For every entry below, give it back exactly and leave out any image.

Dataset rows for apps and sites
------------------------------------------------------------------------

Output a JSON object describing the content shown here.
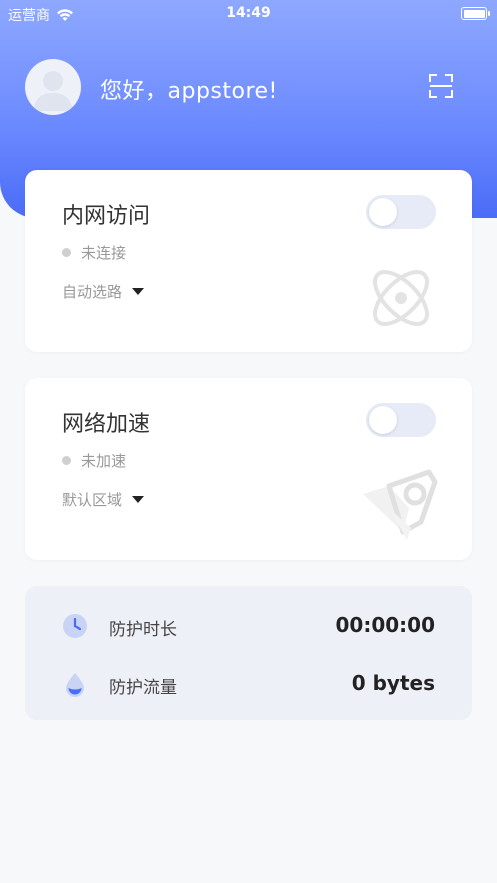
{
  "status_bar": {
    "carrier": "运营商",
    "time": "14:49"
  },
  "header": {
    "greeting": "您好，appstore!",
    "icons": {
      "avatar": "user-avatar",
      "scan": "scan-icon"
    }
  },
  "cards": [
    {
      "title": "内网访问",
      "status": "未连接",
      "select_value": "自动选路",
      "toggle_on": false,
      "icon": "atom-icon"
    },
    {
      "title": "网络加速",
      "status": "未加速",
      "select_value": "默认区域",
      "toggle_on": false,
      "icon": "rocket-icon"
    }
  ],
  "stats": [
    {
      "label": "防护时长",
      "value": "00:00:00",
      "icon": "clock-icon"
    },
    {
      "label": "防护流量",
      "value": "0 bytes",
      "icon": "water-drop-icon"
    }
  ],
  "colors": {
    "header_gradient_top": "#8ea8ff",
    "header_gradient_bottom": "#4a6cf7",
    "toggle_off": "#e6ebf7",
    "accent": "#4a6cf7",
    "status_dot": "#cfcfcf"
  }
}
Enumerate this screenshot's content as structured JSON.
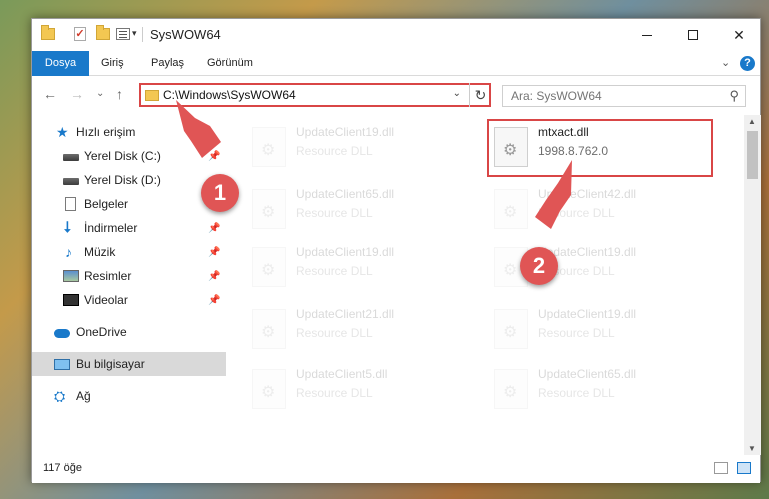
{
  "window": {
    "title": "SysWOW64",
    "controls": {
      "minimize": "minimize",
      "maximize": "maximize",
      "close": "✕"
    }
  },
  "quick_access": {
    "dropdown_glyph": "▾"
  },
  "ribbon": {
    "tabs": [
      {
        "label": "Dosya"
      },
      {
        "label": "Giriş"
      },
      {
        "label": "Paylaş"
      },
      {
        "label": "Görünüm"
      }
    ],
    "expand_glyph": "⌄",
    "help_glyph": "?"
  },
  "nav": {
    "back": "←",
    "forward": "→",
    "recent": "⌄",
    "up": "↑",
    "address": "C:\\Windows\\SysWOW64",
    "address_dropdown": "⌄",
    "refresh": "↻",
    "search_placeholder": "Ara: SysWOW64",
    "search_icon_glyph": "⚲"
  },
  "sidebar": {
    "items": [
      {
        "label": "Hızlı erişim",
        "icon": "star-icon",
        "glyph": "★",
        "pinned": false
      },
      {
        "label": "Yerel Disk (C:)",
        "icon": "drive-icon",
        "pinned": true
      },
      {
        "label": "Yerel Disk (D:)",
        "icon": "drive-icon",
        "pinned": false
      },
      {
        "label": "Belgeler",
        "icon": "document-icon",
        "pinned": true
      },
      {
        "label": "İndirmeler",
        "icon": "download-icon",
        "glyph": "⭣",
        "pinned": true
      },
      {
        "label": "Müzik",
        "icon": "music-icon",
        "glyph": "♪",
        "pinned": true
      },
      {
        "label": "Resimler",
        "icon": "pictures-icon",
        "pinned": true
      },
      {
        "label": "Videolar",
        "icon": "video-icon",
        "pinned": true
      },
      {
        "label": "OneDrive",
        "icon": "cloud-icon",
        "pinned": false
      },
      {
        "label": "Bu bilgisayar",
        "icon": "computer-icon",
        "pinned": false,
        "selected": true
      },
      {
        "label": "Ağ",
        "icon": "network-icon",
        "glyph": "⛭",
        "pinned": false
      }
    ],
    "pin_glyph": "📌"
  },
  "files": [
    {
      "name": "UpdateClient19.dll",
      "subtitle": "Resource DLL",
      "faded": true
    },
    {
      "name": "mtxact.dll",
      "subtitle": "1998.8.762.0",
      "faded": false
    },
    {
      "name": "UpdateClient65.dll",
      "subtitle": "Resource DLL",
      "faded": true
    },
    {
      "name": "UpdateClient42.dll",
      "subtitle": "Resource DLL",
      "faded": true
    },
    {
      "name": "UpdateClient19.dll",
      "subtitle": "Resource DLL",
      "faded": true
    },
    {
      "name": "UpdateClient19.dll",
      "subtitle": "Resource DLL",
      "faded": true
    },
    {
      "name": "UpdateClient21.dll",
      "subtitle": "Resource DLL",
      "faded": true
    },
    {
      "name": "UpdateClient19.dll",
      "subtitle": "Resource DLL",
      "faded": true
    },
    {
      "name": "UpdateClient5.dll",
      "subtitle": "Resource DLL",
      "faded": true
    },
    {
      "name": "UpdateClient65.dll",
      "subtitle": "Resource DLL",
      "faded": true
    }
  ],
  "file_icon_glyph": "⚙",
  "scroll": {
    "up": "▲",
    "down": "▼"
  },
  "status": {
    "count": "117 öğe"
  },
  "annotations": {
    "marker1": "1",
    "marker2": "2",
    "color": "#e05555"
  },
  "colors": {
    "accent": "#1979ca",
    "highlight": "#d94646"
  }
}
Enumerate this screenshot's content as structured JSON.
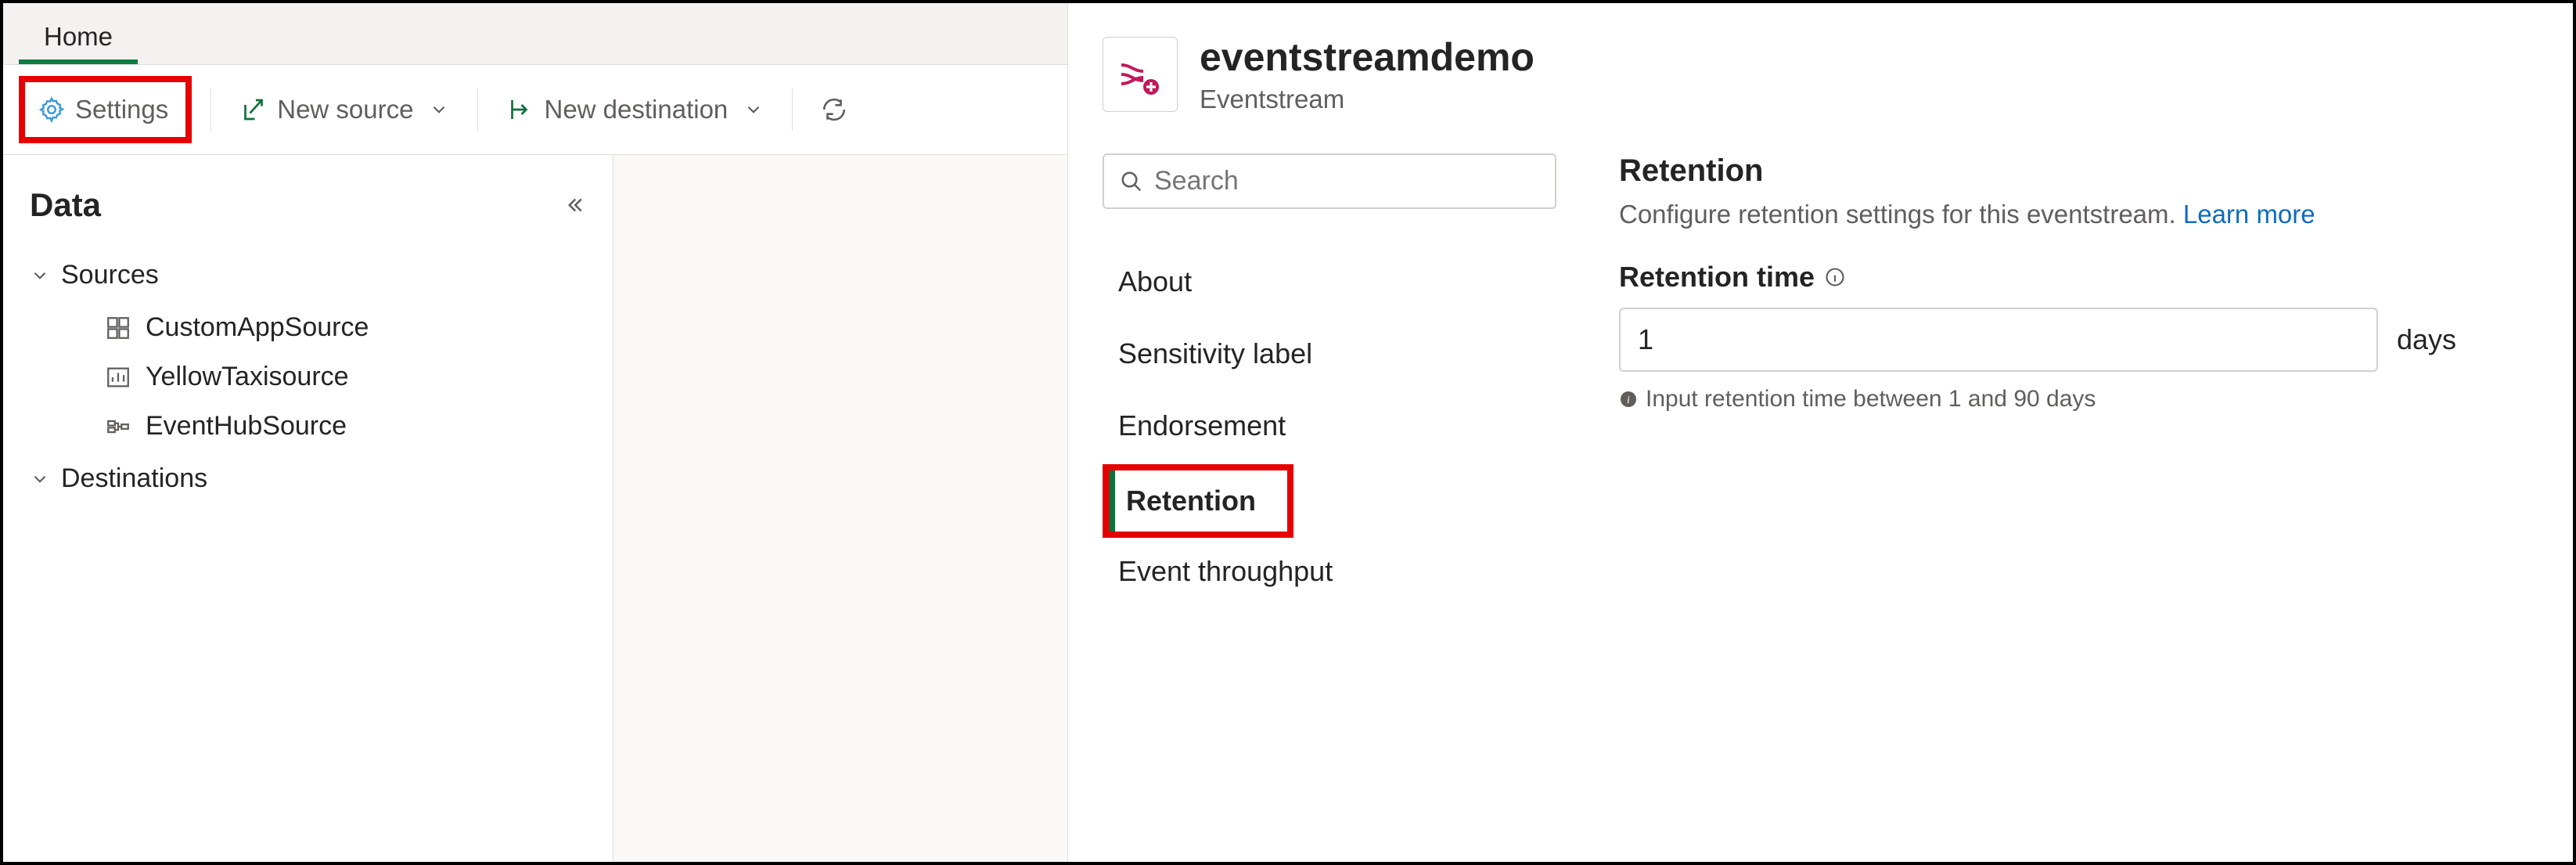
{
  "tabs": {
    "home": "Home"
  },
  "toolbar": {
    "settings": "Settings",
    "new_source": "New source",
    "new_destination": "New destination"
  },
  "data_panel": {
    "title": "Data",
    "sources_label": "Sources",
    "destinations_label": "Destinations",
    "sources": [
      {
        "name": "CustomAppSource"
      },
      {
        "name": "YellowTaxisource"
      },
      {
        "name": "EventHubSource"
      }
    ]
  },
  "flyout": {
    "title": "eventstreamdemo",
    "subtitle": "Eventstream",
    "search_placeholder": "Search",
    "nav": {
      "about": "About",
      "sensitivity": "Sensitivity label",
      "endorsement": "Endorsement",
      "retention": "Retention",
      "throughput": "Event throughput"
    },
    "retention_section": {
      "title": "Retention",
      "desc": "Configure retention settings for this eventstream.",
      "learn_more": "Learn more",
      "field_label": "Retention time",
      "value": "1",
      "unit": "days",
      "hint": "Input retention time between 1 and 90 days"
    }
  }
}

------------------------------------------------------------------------

#### Response area:
Output a JSON object describing the content shown here.
{
  "status_bar": {
    "carrier": "运营商",
    "time": "14:49"
  },
  "header": {
    "greeting": "您好，appstore!",
    "icons": {
      "avatar": "user-avatar",
      "scan": "scan-icon"
    }
  },
  "cards": [
    {
      "title": "内网访问",
      "status": "未连接",
      "select_value": "自动选路",
      "toggle_on": false,
      "icon": "atom-icon"
    },
    {
      "title": "网络加速",
      "status": "未加速",
      "select_value": "默认区域",
      "toggle_on": false,
      "icon": "rocket-icon"
    }
  ],
  "stats": [
    {
      "label": "防护时长",
      "value": "00:00:00",
      "icon": "clock-icon"
    },
    {
      "label": "防护流量",
      "value": "0 bytes",
      "icon": "water-drop-icon"
    }
  ],
  "colors": {
    "header_gradient_top": "#8ea8ff",
    "header_gradient_bottom": "#4a6cf7",
    "toggle_off": "#e6ebf7",
    "accent": "#4a6cf7",
    "status_dot": "#cfcfcf"
  }
}
Enumerate this screenshot's content as structured JSON.
{
  "window": {
    "title": "SysWOW64",
    "controls": {
      "minimize": "minimize",
      "maximize": "maximize",
      "close": "✕"
    }
  },
  "quick_access": {
    "dropdown_glyph": "▾"
  },
  "ribbon": {
    "tabs": [
      {
        "label": "Dosya"
      },
      {
        "label": "Giriş"
      },
      {
        "label": "Paylaş"
      },
      {
        "label": "Görünüm"
      }
    ],
    "expand_glyph": "⌄",
    "help_glyph": "?"
  },
  "nav": {
    "back": "←",
    "forward": "→",
    "recent": "⌄",
    "up": "↑",
    "address": "C:\\Windows\\SysWOW64",
    "address_dropdown": "⌄",
    "refresh": "↻",
    "search_placeholder": "Ara: SysWOW64",
    "search_icon_glyph": "⚲"
  },
  "sidebar": {
    "items": [
      {
        "label": "Hızlı erişim",
        "icon": "star-icon",
        "glyph": "★",
        "pinned": false
      },
      {
        "label": "Yerel Disk (C:)",
        "icon": "drive-icon",
        "pinned": true
      },
      {
        "label": "Yerel Disk (D:)",
        "icon": "drive-icon",
        "pinned": false
      },
      {
        "label": "Belgeler",
        "icon": "document-icon",
        "pinned": true
      },
      {
        "label": "İndirmeler",
        "icon": "download-icon",
        "glyph": "⭣",
        "pinned": true
      },
      {
        "label": "Müzik",
        "icon": "music-icon",
        "glyph": "♪",
        "pinned": true
      },
      {
        "label": "Resimler",
        "icon": "pictures-icon",
        "pinned": true
      },
      {
        "label": "Videolar",
        "icon": "video-icon",
        "pinned": true
      },
      {
        "label": "OneDrive",
        "icon": "cloud-icon",
        "pinned": false
      },
      {
        "label": "Bu bilgisayar",
        "icon": "computer-icon",
        "pinned": false,
        "selected": true
      },
      {
        "label": "Ağ",
        "icon": "network-icon",
        "glyph": "⛭",
        "pinned": false
      }
    ],
    "pin_glyph": "📌"
  },
  "files": [
    {
      "name": "UpdateClient19.dll",
      "subtitle": "Resource DLL",
      "faded": true
    },
    {
      "name": "mtxact.dll",
      "subtitle": "1998.8.762.0",
      "faded": false
    },
    {
      "name": "UpdateClient65.dll",
      "subtitle": "Resource DLL",
      "faded": true
    },
    {
      "name": "UpdateClient42.dll",
      "subtitle": "Resource DLL",
      "faded": true
    },
    {
      "name": "UpdateClient19.dll",
      "subtitle": "Resource DLL",
      "faded": true
    },
    {
      "name": "UpdateClient19.dll",
      "subtitle": "Resource DLL",
      "faded": true
    },
    {
      "name": "UpdateClient21.dll",
      "subtitle": "Resource DLL",
      "faded": true
    },
    {
      "name": "UpdateClient19.dll",
      "subtitle": "Resource DLL",
      "faded": true
    },
    {
      "name": "UpdateClient5.dll",
      "subtitle": "Resource DLL",
      "faded": true
    },
    {
      "name": "UpdateClient65.dll",
      "subtitle": "Resource DLL",
      "faded": true
    }
  ],
  "file_icon_glyph": "⚙",
  "scroll": {
    "up": "▲",
    "down": "▼"
  },
  "status": {
    "count": "117 öğe"
  },
  "annotations": {
    "marker1": "1",
    "marker2": "2",
    "color": "#e05555"
  },
  "colors": {
    "accent": "#1979ca",
    "highlight": "#d94646"
  }
}
Enumerate this screenshot's content as structured JSON.
{
  "tabs": {
    "home": "Home"
  },
  "toolbar": {
    "settings": "Settings",
    "new_source": "New source",
    "new_destination": "New destination"
  },
  "data_panel": {
    "title": "Data",
    "sources_label": "Sources",
    "destinations_label": "Destinations",
    "sources": [
      {
        "name": "CustomAppSource"
      },
      {
        "name": "YellowTaxisource"
      },
      {
        "name": "EventHubSource"
      }
    ]
  },
  "flyout": {
    "title": "eventstreamdemo",
    "subtitle": "Eventstream",
    "search_placeholder": "Search",
    "nav": {
      "about": "About",
      "sensitivity": "Sensitivity label",
      "endorsement": "Endorsement",
      "retention": "Retention",
      "throughput": "Event throughput"
    },
    "retention_section": {
      "title": "Retention",
      "desc": "Configure retention settings for this eventstream.",
      "learn_more": "Learn more",
      "field_label": "Retention time",
      "value": "1",
      "unit": "days",
      "hint": "Input retention time between 1 and 90 days"
    }
  }
}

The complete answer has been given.